Many organizations haven't yet made the switch to Python 3. Time is running out for them since Python 2 will no longer be supported past 2020. Organizations with larger projects to migrate will need to start very soon in order to meet the deadline.
Migrating from 2 to 3 can seem overwhelming, but it doesn't have to be if you make a plan, take it step by step, and use the right tools. What's more, there's a great deal you can do immediately (while still in Python 2) to make your code more compatible with Python 3.
This talk is for anyone facing a 2-to-3 migration that they'd like to feel more confident about. The talk will discuss five areas of focus -- choosing a Python 3 version, identifying test gaps, reviewing dependencies, prepping one's code for Python 3, and the actual switchover. I'll discuss strengths and weaknesses of the tool
caniusepython3 for assessing dependencies. I'll also go into a fair amount of detail on Python's tool
2to3, including how (and when) to use it effectively.
Attendees will leave confident that the migration is manageable. They'll have the outline of a plan, some specific areas on which to focus, a knowledge of helpful tools, and links to resources they can use after the talk.
Philip Semanchuk (PySpoken LLC) has been developing software in some form or another for over 35 years, and he still makes mistakes. A career as a freelancer has filled his toolbox with all sorts of languages, techniques, and cultural experiences, including two wonderful years in Stockholm, Sweden. Python has been the mainstay of that toolbox since 2007. He is the author and maintainer of [
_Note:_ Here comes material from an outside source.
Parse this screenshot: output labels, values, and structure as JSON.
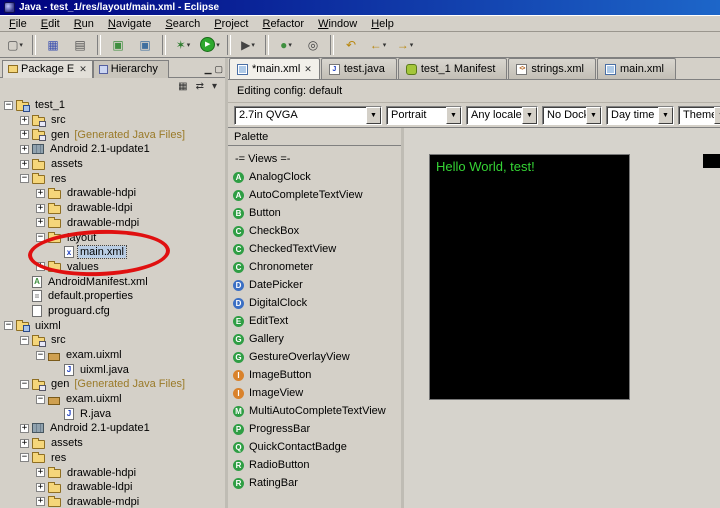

Outside the office, Philip enjoys gardening, kayaking, and performing small theatrical roles. Inside the office, colleagues tend to object.
Philip first spoke at PyOhio in 2016. He has also spoken at PyData, PyCarolinas, and to various Python user groups.